What are Somatic Responses and Why do They Matter?

Leslie experienced deep anger about being sexually abused.1 She was angry about what had happened to her and her inability to fight her abuser. Ironically, Leslie’s anger was buried so deep that her feelings were subconscious. Rather than feeling outwardly angry about what had happened to her, she had trouble sleeping at night. Until Leslie became consciously aware of her anger and her defensive impulses, she couldn’t process them, and her insomnia persisted.2 Does anything about this story resonate with you?

We might have a tendency to think that our bodies function in a top-down way: our conscious minds tell our bodies what to do. The reality is that there is a lot of bottom-up activity, too: our bodies have a major impact on the way we think. Researchers have discovered that in trauma survivors in particular, bottom-up processing is common. For example, Leslie’s insomnia could be considered bottom-up processing. Her body is responding to trauma in a way she’s not consciously controlling. In extreme moments, bottom-up “hijacking” can occur. When hijacking happens, the conscious mind takes a back seat while the body sends the rest of the mind into alarm mode, even when there’s nothing to be worried about.2 This reaction puts both physical and emotional stress on survivors.

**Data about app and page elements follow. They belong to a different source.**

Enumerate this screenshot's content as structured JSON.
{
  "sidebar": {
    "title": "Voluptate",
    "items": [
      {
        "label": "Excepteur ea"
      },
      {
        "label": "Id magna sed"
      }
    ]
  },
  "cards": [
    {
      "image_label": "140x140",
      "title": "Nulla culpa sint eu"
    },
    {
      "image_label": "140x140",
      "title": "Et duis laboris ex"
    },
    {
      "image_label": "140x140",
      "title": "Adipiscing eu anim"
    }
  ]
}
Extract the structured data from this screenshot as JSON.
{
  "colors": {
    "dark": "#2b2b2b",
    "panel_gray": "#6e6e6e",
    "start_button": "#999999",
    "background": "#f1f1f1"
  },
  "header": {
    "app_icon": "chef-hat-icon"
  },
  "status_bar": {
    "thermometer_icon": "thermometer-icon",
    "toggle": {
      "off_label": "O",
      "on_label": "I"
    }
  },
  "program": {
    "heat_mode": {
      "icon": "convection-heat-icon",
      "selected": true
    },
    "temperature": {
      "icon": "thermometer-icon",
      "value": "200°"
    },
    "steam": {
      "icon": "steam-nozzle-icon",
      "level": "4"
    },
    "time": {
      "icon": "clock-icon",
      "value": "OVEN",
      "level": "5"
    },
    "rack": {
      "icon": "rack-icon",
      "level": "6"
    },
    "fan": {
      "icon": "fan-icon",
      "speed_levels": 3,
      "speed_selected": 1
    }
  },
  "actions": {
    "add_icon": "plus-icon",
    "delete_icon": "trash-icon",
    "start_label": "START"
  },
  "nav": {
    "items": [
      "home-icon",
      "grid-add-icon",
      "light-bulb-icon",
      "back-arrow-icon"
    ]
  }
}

Many sexual abuse survivors experience physical manifestations of their trauma. Sometimes it’s impossible to arrive at a physiological explanation of what’s happening. For example, someone has insomnia but can’t figure out why, or someone has chronic high blood pressure without a clear reason. In other words, there are physical symptoms that can’t be fully explained by a medical condition. The technical name for these are somatic symptoms.

But how do somatic symptoms occur? Unfortunately, this is not a question that has an easy answer. Stanford neurology professor Robert Sapolsky explains, “We have come to recognize the vastly complex intertwining of our biology and our emotions, the endless ways in which our personalities, feelings, and thoughts both reflect and influence the events in our bodies.”3

Here’s another way to think about all of this. Our brains have multiple ways of processing. One of those ways is through the physical body.2 This processing that focuses on physical sensations and impulses occurs in the lower levels of the brain in contrast to conscious, cognitive processing, which happens in higher levels. Your physical body might still be holding onto and processing trauma that you think you’ve processed on a conscious level. Put another way, there’s a lot of bottom-up processing.

So why does any of this matter to you? First, it might be worth exploring the possibility that the trauma from your past might be a factor in some of the physical experiences you’re having today. If you’ve had chronic health problems without ever finding a satisfying explanation, they could be linked to your trauma. Second, engaging your body to process trauma can be a key to healing. Consider seeking out a therapist who specializes in focusing on physical symptoms and sensations as a part of your healing. Here at The Younique Foundation, we often talk about the need for comprehensive healing, and we encourage you to focus on your body along with your mind.

References:
1. While Leslie’s story is real, her name has been changed for confidentiality.
2. Pat, O., & Janina, F. (2014). Integrating Body and Mind: Sensorimotor Psychotherapy and Treatment of Dissociation, Defense, and Dysregulation. Neurobiology and Treatment of Traumatic Dissociation.
3. Sapolsky, R. M. (1998). Why Zebras Don ́t Get Ulcers: An updated guide to stress, stress-related diseases, and coping. New York: W.H. Freeman.